If a line in the data below contains "DEFROST", copy it.

> **Records supplied**:
----

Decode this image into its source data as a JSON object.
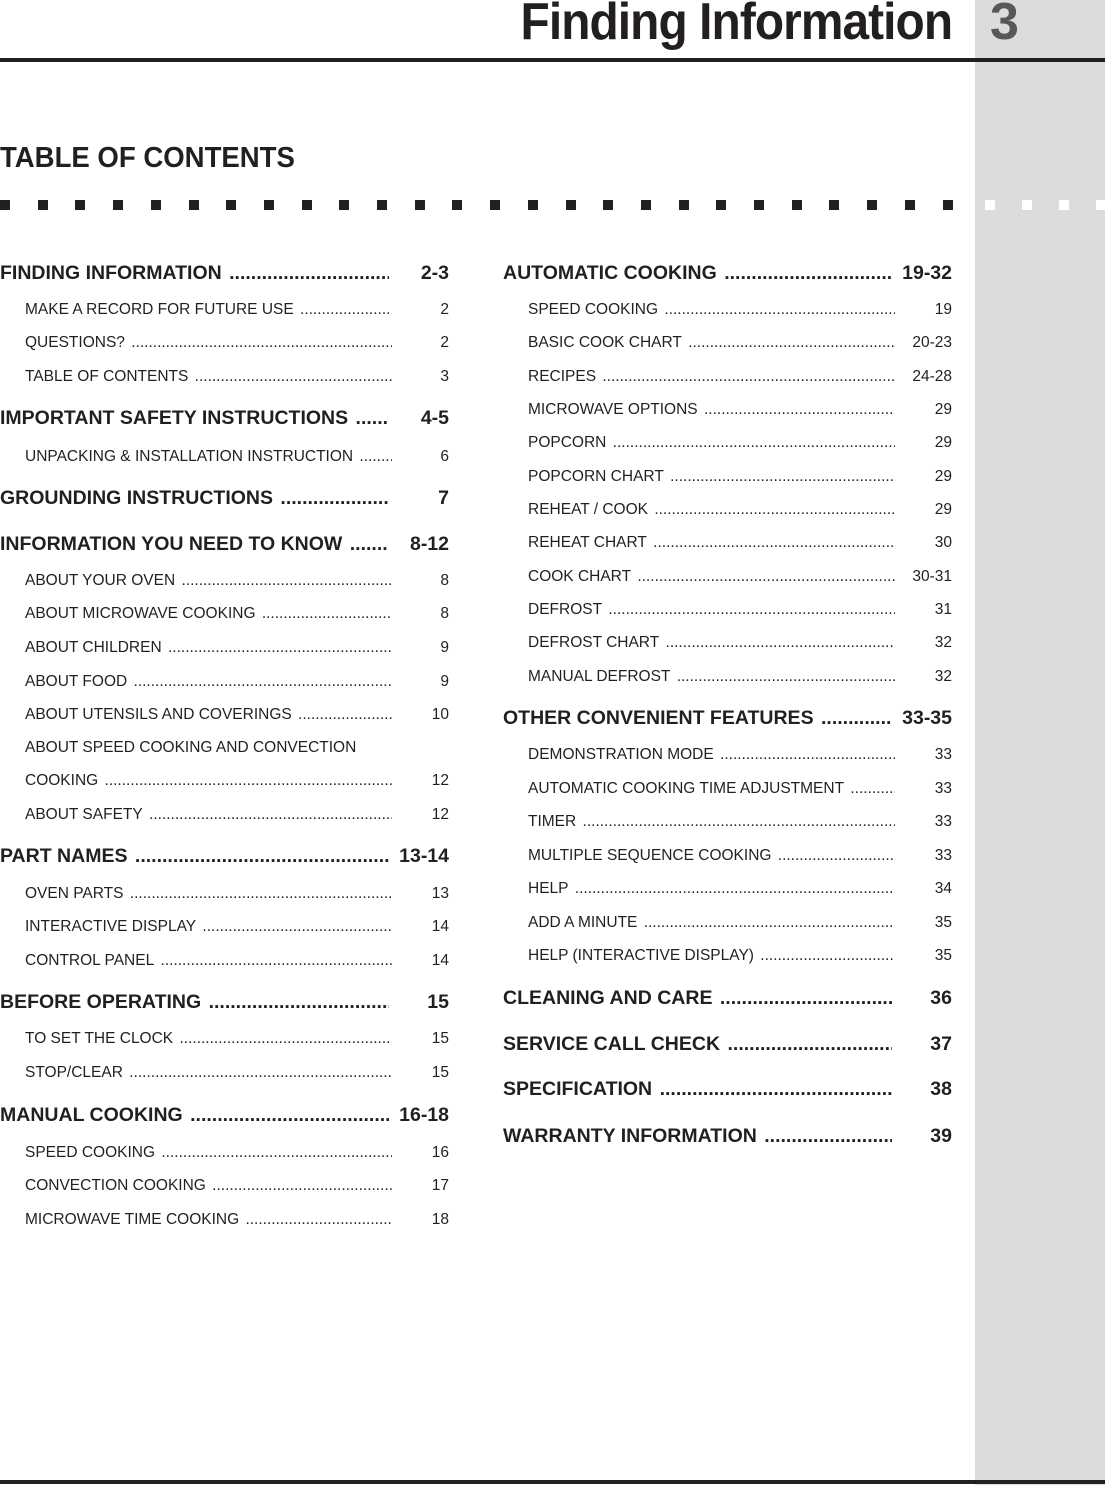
{
  "header": {
    "title": "Finding Information",
    "chapter_number": "3"
  },
  "toc_heading": "TABLE OF CONTENTS",
  "left_column": [
    {
      "level": "h",
      "label": "FINDING INFORMATION",
      "page": "2-3"
    },
    {
      "level": "s",
      "label": "MAKE A RECORD FOR FUTURE USE",
      "page": "2"
    },
    {
      "level": "s",
      "label": "QUESTIONS?",
      "page": "2"
    },
    {
      "level": "s",
      "label": "TABLE OF CONTENTS",
      "page": "3"
    },
    {
      "level": "h",
      "label": "IMPORTANT SAFETY INSTRUCTIONS",
      "page": "4-5"
    },
    {
      "level": "s",
      "label": "UNPACKING & INSTALLATION INSTRUCTION",
      "page": "6"
    },
    {
      "level": "h",
      "label": "GROUNDING INSTRUCTIONS",
      "page": "7"
    },
    {
      "level": "h",
      "label": "INFORMATION YOU NEED TO KNOW",
      "page": "8-12"
    },
    {
      "level": "s",
      "label": "ABOUT YOUR OVEN",
      "page": "8"
    },
    {
      "level": "s",
      "label": "ABOUT MICROWAVE COOKING",
      "page": "8"
    },
    {
      "level": "s",
      "label": "ABOUT CHILDREN",
      "page": "9"
    },
    {
      "level": "s",
      "label": "ABOUT FOOD",
      "page": "9"
    },
    {
      "level": "s",
      "label": "ABOUT UTENSILS AND COVERINGS",
      "page": "10"
    },
    {
      "level": "s",
      "label": "ABOUT SPEED COOKING AND CONVECTION",
      "page": ""
    },
    {
      "level": "s",
      "label": "COOKING",
      "page": "12"
    },
    {
      "level": "s",
      "label": "ABOUT SAFETY",
      "page": "12"
    },
    {
      "level": "h",
      "label": "PART NAMES",
      "page": "13-14"
    },
    {
      "level": "s",
      "label": "OVEN PARTS",
      "page": "13"
    },
    {
      "level": "s",
      "label": "INTERACTIVE DISPLAY",
      "page": "14"
    },
    {
      "level": "s",
      "label": "CONTROL PANEL",
      "page": "14"
    },
    {
      "level": "h",
      "label": "BEFORE OPERATING",
      "page": "15"
    },
    {
      "level": "s",
      "label": "TO SET THE CLOCK",
      "page": "15"
    },
    {
      "level": "s",
      "label": "STOP/CLEAR",
      "page": "15"
    },
    {
      "level": "h",
      "label": "MANUAL COOKING",
      "page": "16-18"
    },
    {
      "level": "s",
      "label": "SPEED COOKING",
      "page": "16"
    },
    {
      "level": "s",
      "label": "CONVECTION COOKING",
      "page": "17"
    },
    {
      "level": "s",
      "label": "MICROWAVE TIME COOKING",
      "page": "18"
    }
  ],
  "right_column": [
    {
      "level": "h",
      "label": "AUTOMATIC COOKING",
      "page": "19-32"
    },
    {
      "level": "s",
      "label": "SPEED COOKING",
      "page": "19"
    },
    {
      "level": "s",
      "label": "BASIC COOK CHART",
      "page": "20-23"
    },
    {
      "level": "s",
      "label": "RECIPES",
      "page": "24-28"
    },
    {
      "level": "s",
      "label": "MICROWAVE OPTIONS",
      "page": "29"
    },
    {
      "level": "s",
      "label": "POPCORN",
      "page": "29"
    },
    {
      "level": "s",
      "label": "POPCORN CHART",
      "page": "29"
    },
    {
      "level": "s",
      "label": "REHEAT / COOK",
      "page": "29"
    },
    {
      "level": "s",
      "label": "REHEAT CHART",
      "page": "30"
    },
    {
      "level": "s",
      "label": "COOK CHART",
      "page": "30-31"
    },
    {
      "level": "s",
      "label": "DEFROST",
      "page": "31"
    },
    {
      "level": "s",
      "label": "DEFROST CHART",
      "page": "32"
    },
    {
      "level": "s",
      "label": "MANUAL DEFROST",
      "page": "32"
    },
    {
      "level": "h",
      "label": "OTHER CONVENIENT FEATURES",
      "page": "33-35"
    },
    {
      "level": "s",
      "label": "DEMONSTRATION MODE",
      "page": "33"
    },
    {
      "level": "s",
      "label": "AUTOMATIC COOKING TIME ADJUSTMENT",
      "page": "33"
    },
    {
      "level": "s",
      "label": "TIMER",
      "page": "33"
    },
    {
      "level": "s",
      "label": "MULTIPLE SEQUENCE COOKING",
      "page": "33"
    },
    {
      "level": "s",
      "label": "HELP",
      "page": "34"
    },
    {
      "level": "s",
      "label": "ADD A MINUTE",
      "page": "35"
    },
    {
      "level": "s",
      "label": "HELP (INTERACTIVE DISPLAY)",
      "page": "35"
    },
    {
      "level": "h",
      "label": "CLEANING AND CARE",
      "page": "36"
    },
    {
      "level": "h",
      "label": "SERVICE CALL CHECK",
      "page": "37"
    },
    {
      "level": "h",
      "label": "SPECIFICATION",
      "page": "38"
    },
    {
      "level": "h",
      "label": "WARRANTY INFORMATION",
      "page": "39"
    }
  ]
}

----

> **Answer for the task**:
      "label": "DEFROST",
      "label": "DEFROST CHART",
      "label": "MANUAL DEFROST",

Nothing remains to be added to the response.